Trump himself doesn’t seem to know whether he can really beat the odds. Still fuming about Mueller, Trump keeps coming back to the investigation and makes contradictory claims about its effects. “Based on the economy, I should be up 15 or 20 points higher,” he says, but “the thing that I have that nobody’s ever had before, from the day I came down the escalator, I have had a phony witch hunt against me.” Minutes later, he asserts the opposite. The Mueller probe “turned out to be an asset,” he says, “because it’s really energized our base like I’ve never seen before.”
There’s no question Trump has significant advantages as he looks ahead to the re-election fight, beginning with time and money and the biggest megaphone on the planet. In his position, most incumbents would appeal for four more years by pledging to unite the country. Casting this approach aside makes him “historically unusual” for an incumbent President, says Timothy Naftali, former director of the Richard Nixon Presidential Library and Museum. “He basically wants to beat the house, politically, again.” Whether he wins his bet or not, Trump’s campaign will test the power of outrage.
I dunno... Trump is betting that he can dance out of trouble the same way he always has.
Here's the perfect example of Trump's "strategery"
Heading into the final weekend before Election Day, President Donald Trump stuck to a dark, familiar script at two campaign rallies Friday, equating a vote for Democrats with chaos and crime.
"A blue wave would equal a crime wave, very simple," Trump told the crowd at his second rally of the day, in Indianapolis. "And a red wave equals jobs and security."
Earlier, in West Virginia, he suggested again that that blue wave could prevail — adding that if they did, he would still be alright.
“It could happen, could happen," Trump told the crowd of rally-goers in a Huntington airport hangar, with Air Force One in the background. "We are doing very well, and we are doing really well in the Senate, but it could happen.”
But if it did, said Trump, he'd be okay. "And you know what you do? My whole life, you know what I say? 'Don’t worry about it, I’ll just figure it out.' Does that make sense? I’ll just figure it out," he said.

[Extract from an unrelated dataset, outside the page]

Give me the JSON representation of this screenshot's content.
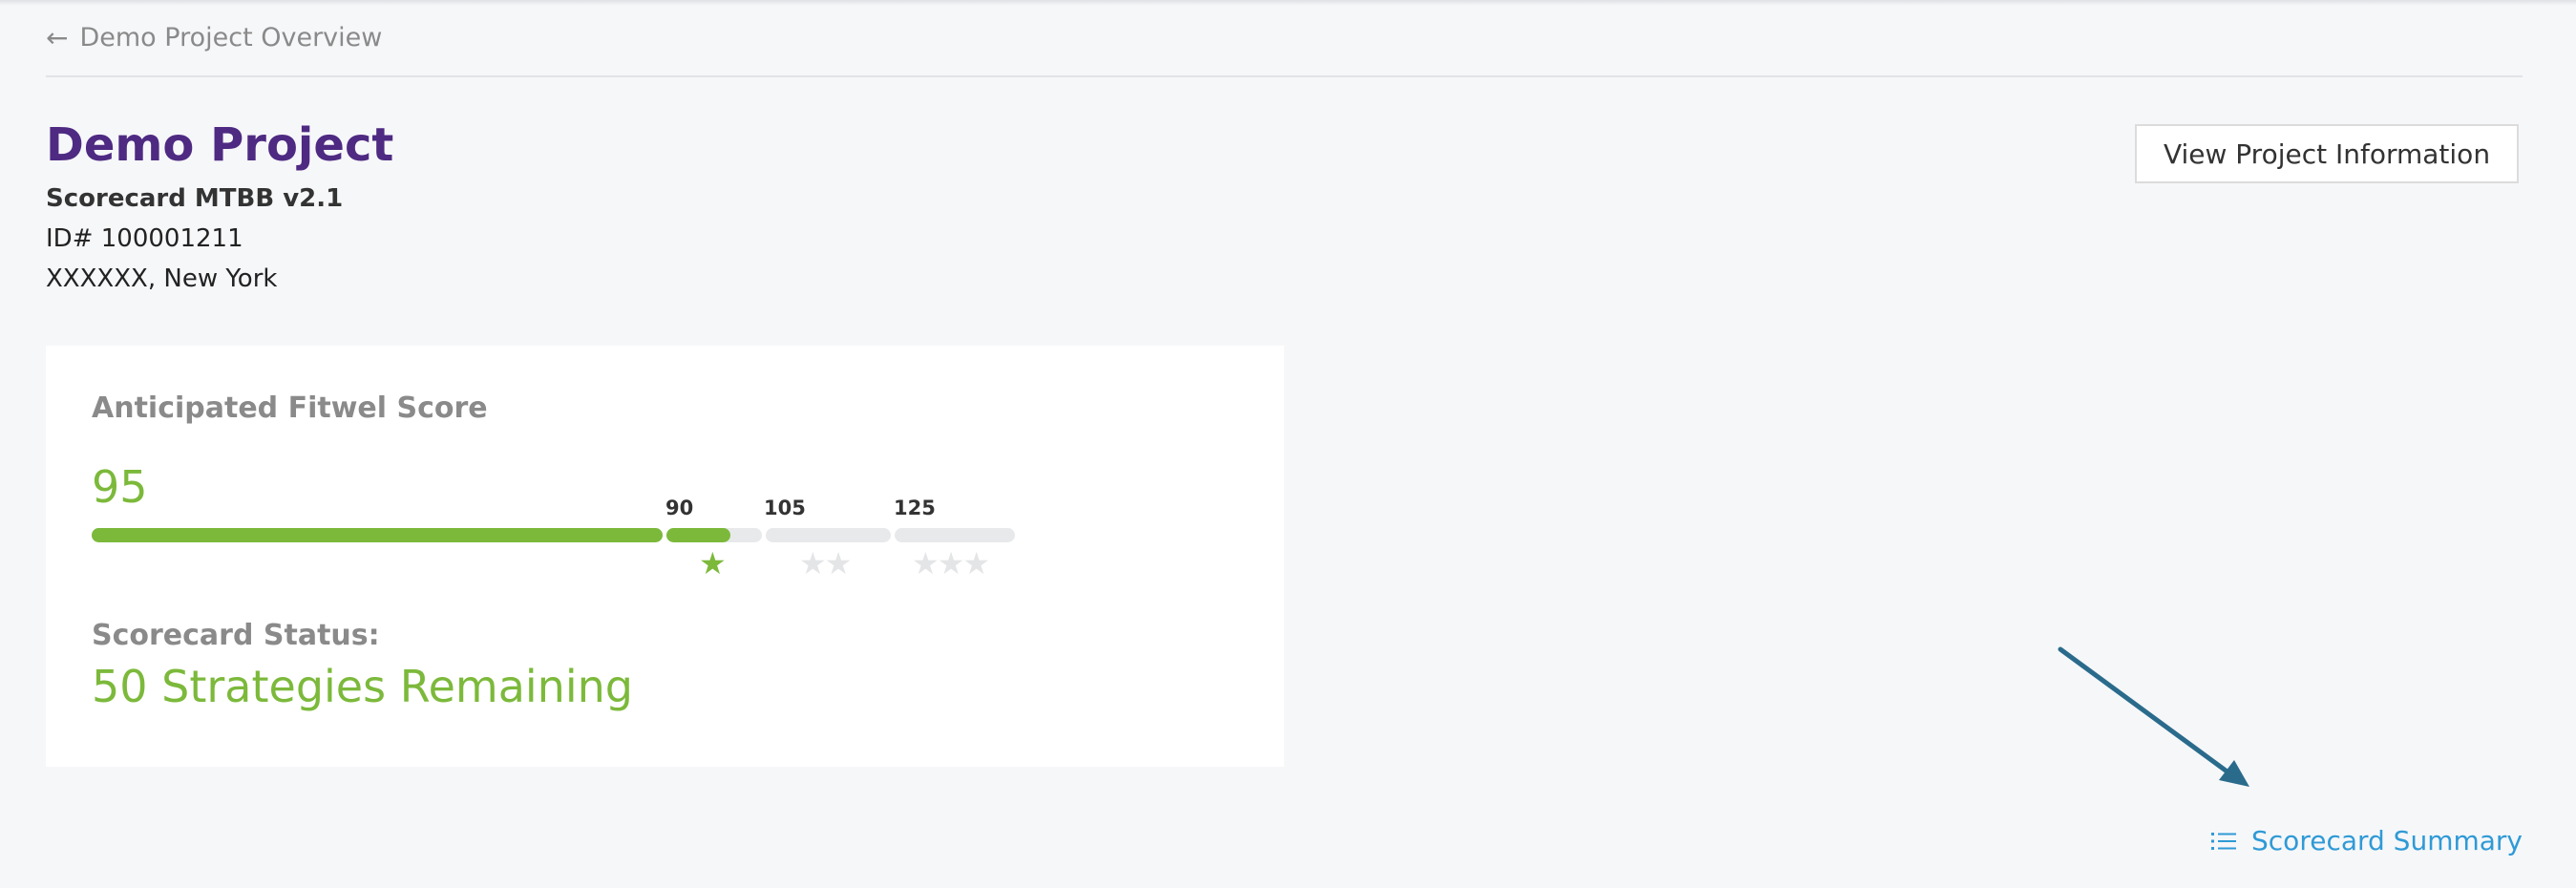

He just wakes up each morning hoping he dance as fast as he can get through the day without the whole thing blowing up. That's it, that's all there is.
Now the whole world depends on his luck holding out until we can get rid of him.